7 Best Book-To-TV Adaptations

Whenever I have a novel out (The Lemon Orchard in trade paperback, May 27) my thoughts turn to casting. I can't help it. A lot of writers dream of feature films, but television--by way of TNT, CBS, Lifetime, and Hallmark Hall of Fame--has always called my name. And after seeing True Detective can there be any doubt that the storytelling on TV is as genius as it gets? Much has been written about Matthew McConaughey and Woody Harrelson classing up the small screen, but may I just say, in my own lucky experience, great actors and TV have long been perfect together.

The bar for my casting dreams has been set high. Here are a few of the actors who have brought my novels to TV life: Bill Pullman, Holly Hunter, Frances McDormand, Julian Sands, Gena Rowlands, Rob Lowe, Julia Ormond, Chelsea Hobbs, Tate Donovan, Anne Heche, Max Martini, Campbell Scott, Kimberly Paisley-Williams, Alexa Vega, and the late legends Richard Kiley and Kim Hunter.

As I light candles and chant in hopes the television deities will bestow kindness and a TV deal on The Lemon Orchard--I'd like a network to pick it up as a series set in Malibu, the Boyle Heights section of Los Angeles, and the harsh, lunar, bone-scattered desert along the Mexican border, with eight episodes ordered--let me reflect on a few favorite made-for-television-movies-and series that started with books:
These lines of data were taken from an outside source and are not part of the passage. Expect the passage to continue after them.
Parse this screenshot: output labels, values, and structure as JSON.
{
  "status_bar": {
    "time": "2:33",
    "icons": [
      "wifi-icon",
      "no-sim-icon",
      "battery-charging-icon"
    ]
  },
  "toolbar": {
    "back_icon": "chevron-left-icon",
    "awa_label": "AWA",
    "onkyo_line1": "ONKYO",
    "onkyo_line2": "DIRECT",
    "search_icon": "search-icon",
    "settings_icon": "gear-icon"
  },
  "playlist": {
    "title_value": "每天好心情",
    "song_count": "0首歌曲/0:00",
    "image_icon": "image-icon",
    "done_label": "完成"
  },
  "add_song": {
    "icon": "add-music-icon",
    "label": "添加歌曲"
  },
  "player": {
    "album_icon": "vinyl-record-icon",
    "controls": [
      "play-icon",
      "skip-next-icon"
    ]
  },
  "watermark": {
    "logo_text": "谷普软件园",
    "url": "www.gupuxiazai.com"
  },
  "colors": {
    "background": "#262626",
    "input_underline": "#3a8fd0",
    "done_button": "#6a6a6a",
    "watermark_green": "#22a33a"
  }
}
  • 'Game of Thrones,' HBO, based on the novel by George R. R. Martin
    George and I had the same publisher and, in 1996, Nita Taublib, then deputy publisher at Bantam Books, pressed a galley into my hands and said, “YOU HAVE TO READ THIS!” I did and in spite of the fact it wasn’t my normal cup of tea was, of course, blown away, and I passed it on to my 12-year-old fantasy-loving niece, and instantly gained a cool quotient I’d never had before. Its fine and absorbing translation to television only makes my having given her that galley more heroic.
  • 'Love is Never Silent,' Hallmark Hall of Fame, was adapted from 'In This Sign' by Joanne Greenberg
    Hallmark makes beautiful films that feel as if they should be watched in a theater. The Hall family knows the power of stories, and they give us unforgettable movies with heart and depth and the resonance of classics. This film, about a young woman (Mare Winningham) caring for her deaf parents, is a favorite of all time. (I am honored to have had two Hallmark Hall of Fame Productions made from my novels—Silver Bells and Follow the Stars Home.)
  • 'The Courageous Heart of Irena Sendler,' also Hallmark Hall of Fame, was adapted from 'Mother of the Children of the Holocaust: The Story of Irena Sendler' by Muza SA
    This is a wrenching portrayal of a member of the Polish underground who saves the lives of thousands of Jewish children before being arrested by the Nazis. It’s about love and sacrifice and unimaginable loss and the way we help each other, or should, and it made me feel the world is both shattering and luminous. Anna Paquin plays Irena in a vastly different role from the one she inhabits in True Blood.
  • 'True Blood,' HBO, adapted from Charlaine Harris’s Sookie Stackhouse novels
    Sexy and mischievous vampires, skin-walkers, werewolves, and Fiona Shaw--whose Medea on Broadway still fills my nightmares with grief and dread--as a sorceress possessed by an ancient sexually tortured witch--inhabit a Southern Louisiana town.
  • 'Dexter,' Showtime, adapted from 'Darkly Dreaming Dexter' and other novels by Jeff Lindsay
    My former editor gave me the Lindsay novels for Christmas years ago; I loved the voice, and enjoyed watching the character come to life each Sunday night, played so perfectly by Michael C. Hall. Dexter was mindful; as he gained awareness the disconnect between his thoughts and behavior dissolved. He was as Zen a killer as humanly possible.
  • 'Empire Falls,' HBO, adapted from the novel by the same title by Richard Russo
    This wonderful mini-series takes place in a crumbling New England factory town, like the kind I grew up in, and deals with the troubles of one family. Directed by Fred Schepisi, Empire Falls starred Paul Newman, Ed Harris, Philip Seymour Hoffman, Robin Wright Penn, and Joanne Woodward.
  • 'The Dollmaker,' ABC, a 1984 jewel of a movie adapted from Harriette Arnow’s novel of the same title
    The film starred Jane Fonda, who won the Emmy for Outstanding Lead Actress and is still so affecting all these years later it makes me cry to remember the little girl crying out for “Callie Lou” as she approaches the train tracks.